While it wouldn’t surprise me in the least to see Pittsburgh sitting atop the league in sacks next year, turnovers are a far different story, regardless of the quality of their defense. Statistically speaking, teams almost always see substantial regression in this metric after leading the league. Winning the turnover battle is key in football, but the reality is there are too many lurking variables in causing them. I see no reason why Pittsburgh won’t likely follow suit.
But don’t fret, Terrible Towel wavers!
What I will offer is that less turnovers might actually be a positive sign for a defense that watched their offense finish 26th in time of possession last year. With more consistency from a Roethlisberger-led offense, less play time could mean less opportunities to pad the stat sheet for what should still be a top three defense.

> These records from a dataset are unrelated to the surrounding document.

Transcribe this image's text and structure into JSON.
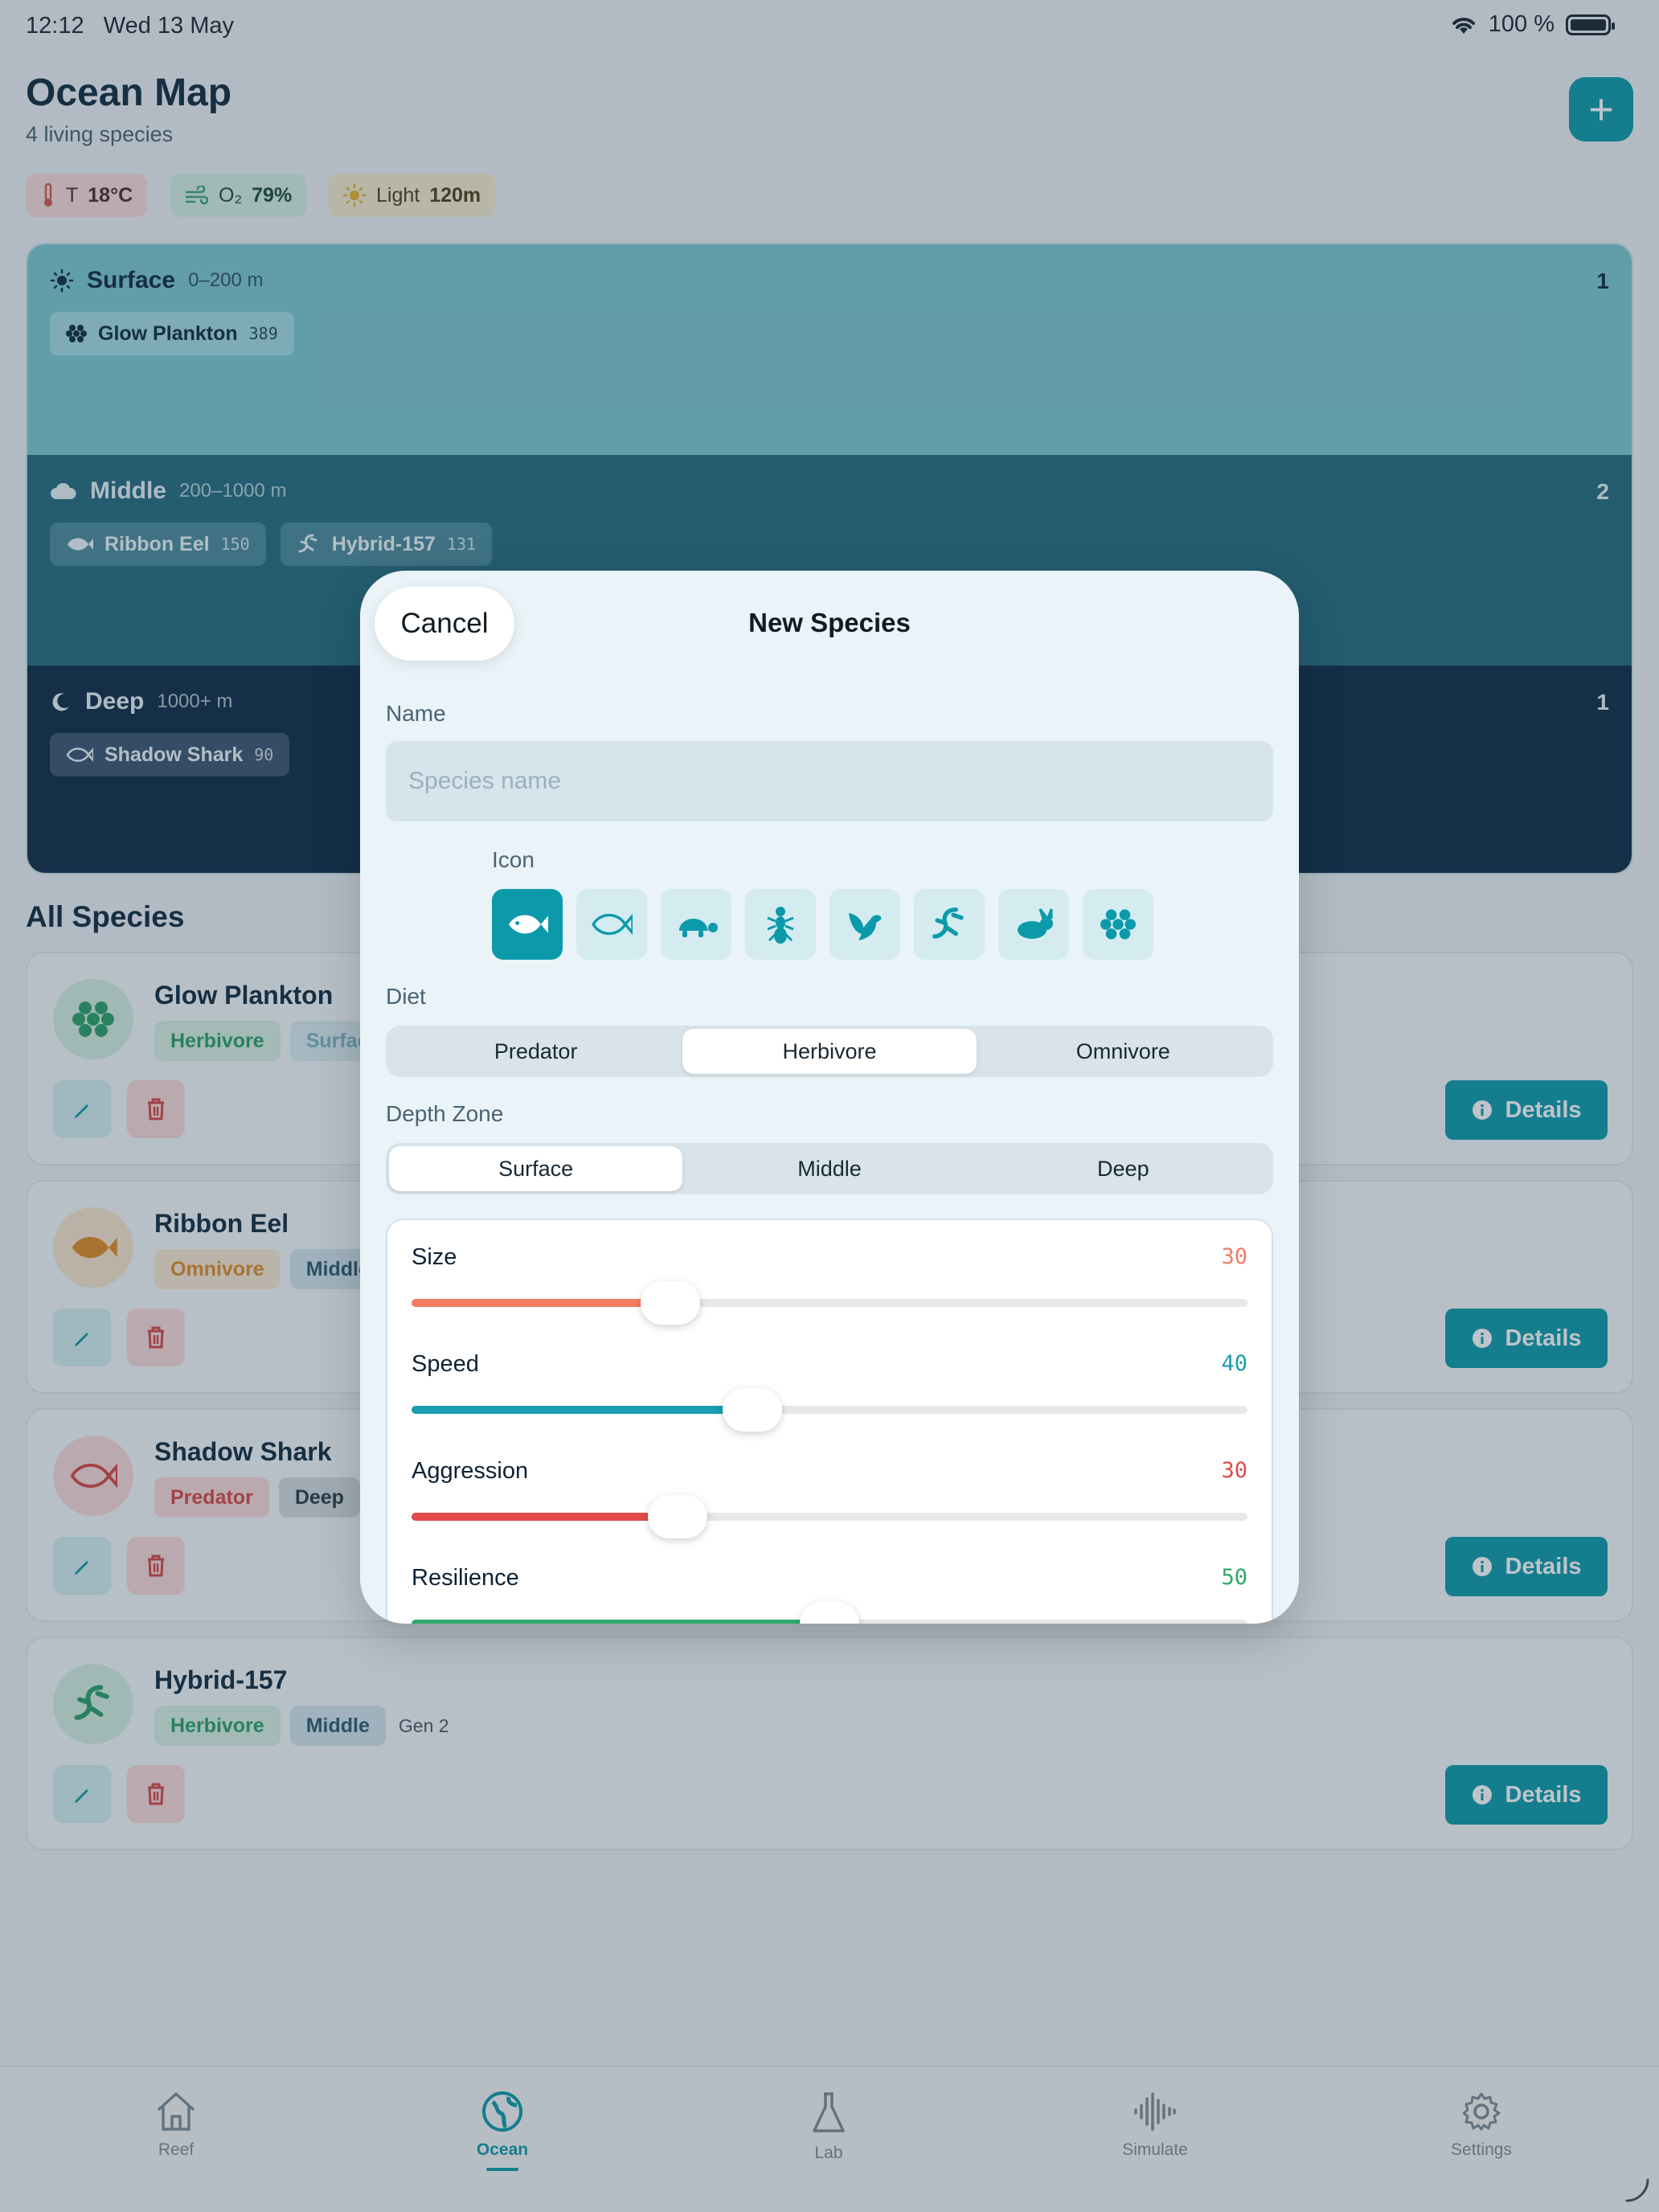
{
  "status": {
    "time": "12:12",
    "date": "Wed 13 May",
    "battery": "100 %"
  },
  "header": {
    "title": "Ocean Map",
    "subtitle": "4 living species"
  },
  "env": {
    "temp_label": "T",
    "temp_value": "18°C",
    "o2_label": "O₂",
    "o2_value": "79%",
    "light_label": "Light",
    "light_value": "120m"
  },
  "zones": [
    {
      "name": "Surface",
      "range": "0–200 m",
      "count": "1",
      "tags": [
        {
          "name": "Glow Plankton",
          "num": "389"
        }
      ]
    },
    {
      "name": "Middle",
      "range": "200–1000 m",
      "count": "2",
      "tags": [
        {
          "name": "Ribbon Eel",
          "num": "150"
        },
        {
          "name": "Hybrid-157",
          "num": "131"
        }
      ]
    },
    {
      "name": "Deep",
      "range": "1000+ m",
      "count": "1",
      "tags": [
        {
          "name": "Shadow Shark",
          "num": "90"
        }
      ]
    }
  ],
  "all_species_title": "All Species",
  "species": [
    {
      "name": "Glow Plankton",
      "diet": "Herbivore",
      "zone": "Surface",
      "gen": ""
    },
    {
      "name": "Ribbon Eel",
      "diet": "Omnivore",
      "zone": "Middle",
      "gen": ""
    },
    {
      "name": "Shadow Shark",
      "diet": "Predator",
      "zone": "Deep",
      "gen": ""
    },
    {
      "name": "Hybrid-157",
      "diet": "Herbivore",
      "zone": "Middle",
      "gen": "Gen 2"
    }
  ],
  "details_label": "Details",
  "tabs": [
    {
      "label": "Reef",
      "icon": "house-icon"
    },
    {
      "label": "Ocean",
      "icon": "globe-icon"
    },
    {
      "label": "Lab",
      "icon": "flask-icon"
    },
    {
      "label": "Simulate",
      "icon": "waveform-icon"
    },
    {
      "label": "Settings",
      "icon": "gear-icon"
    }
  ],
  "modal": {
    "cancel": "Cancel",
    "title": "New Species",
    "name_label": "Name",
    "name_placeholder": "Species name",
    "name_value": "",
    "icon_label": "Icon",
    "icons": [
      "fish-filled-icon",
      "fish-outline-icon",
      "turtle-icon",
      "ant-icon",
      "bird-icon",
      "lizard-icon",
      "rabbit-icon",
      "cluster-icon"
    ],
    "diet_label": "Diet",
    "diet_options": [
      "Predator",
      "Herbivore",
      "Omnivore"
    ],
    "diet_selected": "Herbivore",
    "zone_label": "Depth Zone",
    "zone_options": [
      "Surface",
      "Middle",
      "Deep"
    ],
    "zone_selected": "Surface",
    "sliders": [
      {
        "label": "Size",
        "value": "30",
        "fraction": 0.31,
        "color": "#f47c63"
      },
      {
        "label": "Speed",
        "value": "40",
        "fraction": 0.408,
        "color": "#1a9eaf"
      },
      {
        "label": "Aggression",
        "value": "30",
        "fraction": 0.318,
        "color": "#e34a4a"
      },
      {
        "label": "Resilience",
        "value": "50",
        "fraction": 0.5,
        "color": "#2eaa6a"
      }
    ]
  }
}
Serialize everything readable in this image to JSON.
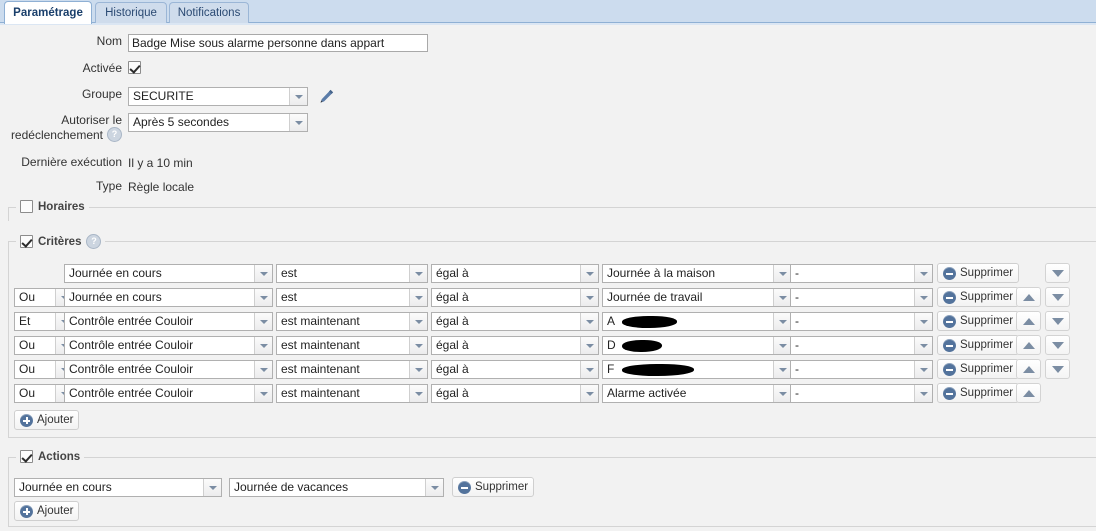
{
  "tabs": [
    {
      "label": "Paramétrage",
      "active": true
    },
    {
      "label": "Historique",
      "active": false
    },
    {
      "label": "Notifications",
      "active": false
    }
  ],
  "form": {
    "nom_label": "Nom",
    "nom_value": "Badge Mise sous alarme personne dans appart",
    "activee_label": "Activée",
    "activee_checked": true,
    "groupe_label": "Groupe",
    "groupe_value": "SECURITE",
    "edit_icon": "pencil-icon",
    "retrigger_label_line1": "Autoriser le",
    "retrigger_label_line2": "redéclenchement",
    "retrigger_value": "Après 5 secondes",
    "help_icon": "help-icon",
    "last_exec_label": "Dernière exécution",
    "last_exec_value": "Il y a 10 min",
    "type_label": "Type",
    "type_value": "Règle locale"
  },
  "horaires": {
    "legend": "Horaires",
    "checked": false
  },
  "criteres": {
    "legend": "Critères",
    "checked": true,
    "help_icon": "help-icon",
    "add_label": "Ajouter",
    "delete_label": "Supprimer",
    "rows": [
      {
        "logic": "",
        "subject": "Journée en cours",
        "operator": "est",
        "comparator": "égal à",
        "value": "Journée à la maison",
        "extra": "-",
        "redacted": false,
        "up": false,
        "down": true
      },
      {
        "logic": "Ou",
        "subject": "Journée en cours",
        "operator": "est",
        "comparator": "égal à",
        "value": "Journée de travail",
        "extra": "-",
        "redacted": false,
        "up": true,
        "down": true
      },
      {
        "logic": "Et",
        "subject": "Contrôle entrée Couloir",
        "operator": "est maintenant",
        "comparator": "égal à",
        "value": "A",
        "extra": "-",
        "redacted": true,
        "up": true,
        "down": true
      },
      {
        "logic": "Ou",
        "subject": "Contrôle entrée Couloir",
        "operator": "est maintenant",
        "comparator": "égal à",
        "value": "D",
        "extra": "-",
        "redacted": true,
        "up": true,
        "down": true
      },
      {
        "logic": "Ou",
        "subject": "Contrôle entrée Couloir",
        "operator": "est maintenant",
        "comparator": "égal à",
        "value": "F",
        "extra": "-",
        "redacted": true,
        "up": true,
        "down": true
      },
      {
        "logic": "Ou",
        "subject": "Contrôle entrée Couloir",
        "operator": "est maintenant",
        "comparator": "égal à",
        "value": "Alarme activée",
        "extra": "-",
        "redacted": false,
        "up": true,
        "down": false
      }
    ]
  },
  "actions": {
    "legend": "Actions",
    "checked": true,
    "add_label": "Ajouter",
    "delete_label": "Supprimer",
    "rows": [
      {
        "target": "Journée en cours",
        "value": "Journée de vacances"
      }
    ]
  }
}
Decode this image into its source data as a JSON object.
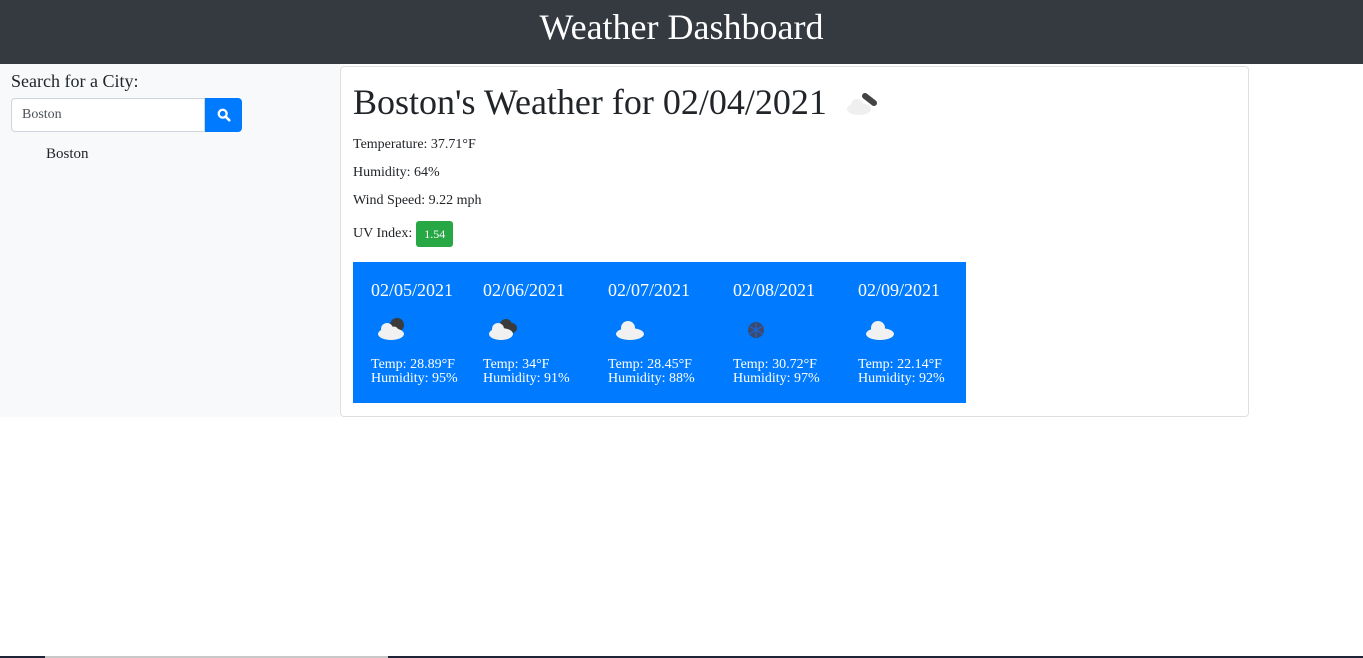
{
  "header": {
    "title": "Weather Dashboard"
  },
  "sidebar": {
    "search_label": "Search for a City:",
    "search_value": "Boston",
    "search_button_icon": "search-icon",
    "history": [
      "Boston"
    ]
  },
  "current": {
    "title": "Boston's Weather for 02/04/2021",
    "icon": "cloud-broken-icon",
    "temperature": "Temperature: 37.71°F",
    "humidity": "Humidity: 64%",
    "wind": "Wind Speed: 9.22 mph",
    "uv_label": "UV Index:",
    "uv_value": "1.54",
    "uv_color": "#28a745"
  },
  "forecast": [
    {
      "date": "02/05/2021",
      "icon": "cloud-night-icon",
      "temp": "Temp: 28.89°F",
      "humidity": "Humidity: 95%"
    },
    {
      "date": "02/06/2021",
      "icon": "broken-clouds-icon",
      "temp": "Temp: 34°F",
      "humidity": "Humidity: 91%"
    },
    {
      "date": "02/07/2021",
      "icon": "cloud-icon",
      "temp": "Temp: 28.45°F",
      "humidity": "Humidity: 88%"
    },
    {
      "date": "02/08/2021",
      "icon": "snow-icon",
      "temp": "Temp: 30.72°F",
      "humidity": "Humidity: 97%"
    },
    {
      "date": "02/09/2021",
      "icon": "cloud-icon",
      "temp": "Temp: 22.14°F",
      "humidity": "Humidity: 92%"
    }
  ],
  "colors": {
    "header_bg": "#343a40",
    "accent": "#007bff",
    "sidebar_bg": "#f8f9fa"
  }
}
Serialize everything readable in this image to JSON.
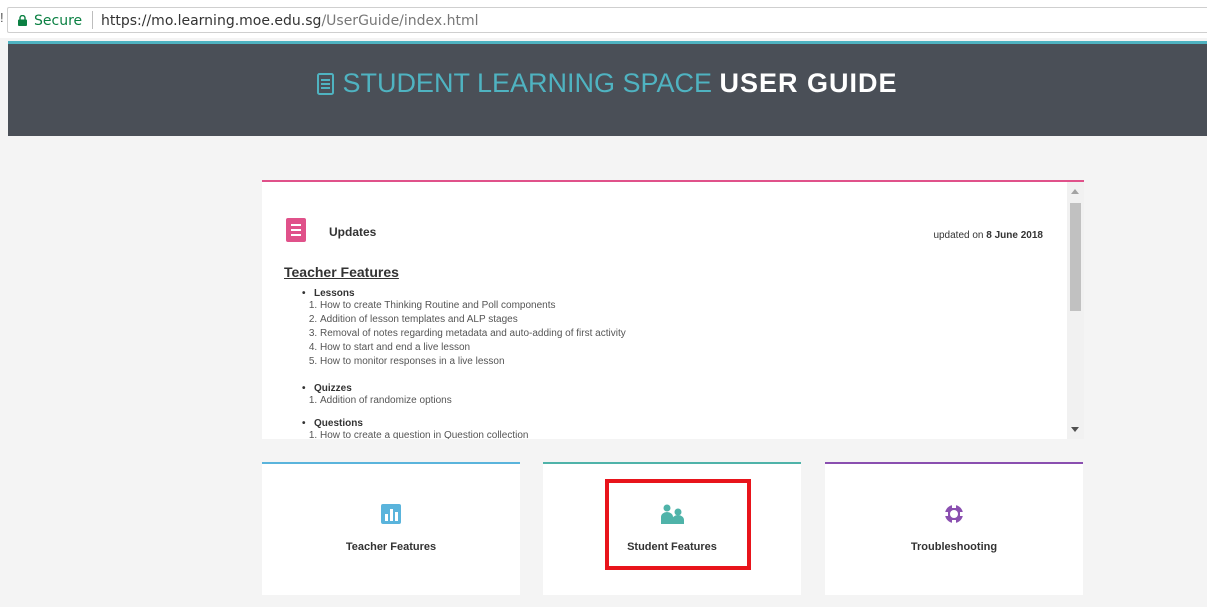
{
  "browser": {
    "secure_label": "Secure",
    "url_host": "https://mo.learning.moe.edu.sg",
    "url_path": "/UserGuide/index.html"
  },
  "header": {
    "title_light": "STUDENT LEARNING SPACE",
    "title_bold": "USER GUIDE",
    "icon": "document-icon"
  },
  "updates": {
    "title": "Updates",
    "date_prefix": "updated on",
    "date": "8 June 2018",
    "section_link": "Teacher Features",
    "sections": [
      {
        "title": "Lessons",
        "items": [
          "How to create Thinking Routine and Poll components",
          "Addition of lesson templates and ALP stages",
          "Removal of notes regarding metadata and auto-adding of first activity",
          "How to start and end a live lesson",
          "How to monitor responses in a live lesson"
        ]
      },
      {
        "title": "Quizzes",
        "items": [
          "Addition of randomize options"
        ]
      },
      {
        "title": "Questions",
        "items": [
          "How to create a question in Question collection"
        ]
      }
    ]
  },
  "cards": [
    {
      "label": "Teacher Features",
      "icon": "bar-chart-icon",
      "color": "#5ab4dc"
    },
    {
      "label": "Student Features",
      "icon": "users-icon",
      "color": "#4fb3a9"
    },
    {
      "label": "Troubleshooting",
      "icon": "lifebuoy-icon",
      "color": "#8a4fb0"
    }
  ],
  "colors": {
    "accent_teal": "#4fb3c1",
    "updates_pink": "#e0518a",
    "highlight_red": "#e8141b",
    "banner_bg": "#4a4f57"
  }
}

4. How does the Schedule Look?
The schedule looks pretty nice, actually. The Steelers have the league’s second easiest schedule behind the archrival Ravens thanks to 2019’s worst division, the NFC East, being in the out-of-conference rotation this year for the AFC North. The one caveat is the fight for the division could be as heated as ever, with the Ravens, Browns, and Bengals all improving on paper from a season ago in what should be the AFC’s toughest division.
However, even if the Steelers can’t secure the division title, the addition of a third wild card team this year in each conference bodes well for a team supremely motivated to get back to the big dance.
Record Prediction: 10-6; Wild Card Berth
“Woah, this guy just waxed poetic about our team! What gives?!?” While 10-6 may seem a little harsh to some, the Steelers have a lot going for them this year, and I do expect them to return to the playoffs.
My cautious optimism comes from some uncertainty regarding the health of Big Ben, the questions that could arise along the offensive line, and the lack of dynamism in the running back room should Roethlisberger decline a little (my sincerest apologies, James Conner fanatics). But who knows what could happen in a season with COVID-19 looking steadily over its shoulder? Only one thing is certain: football is back, and hopefully here to stay.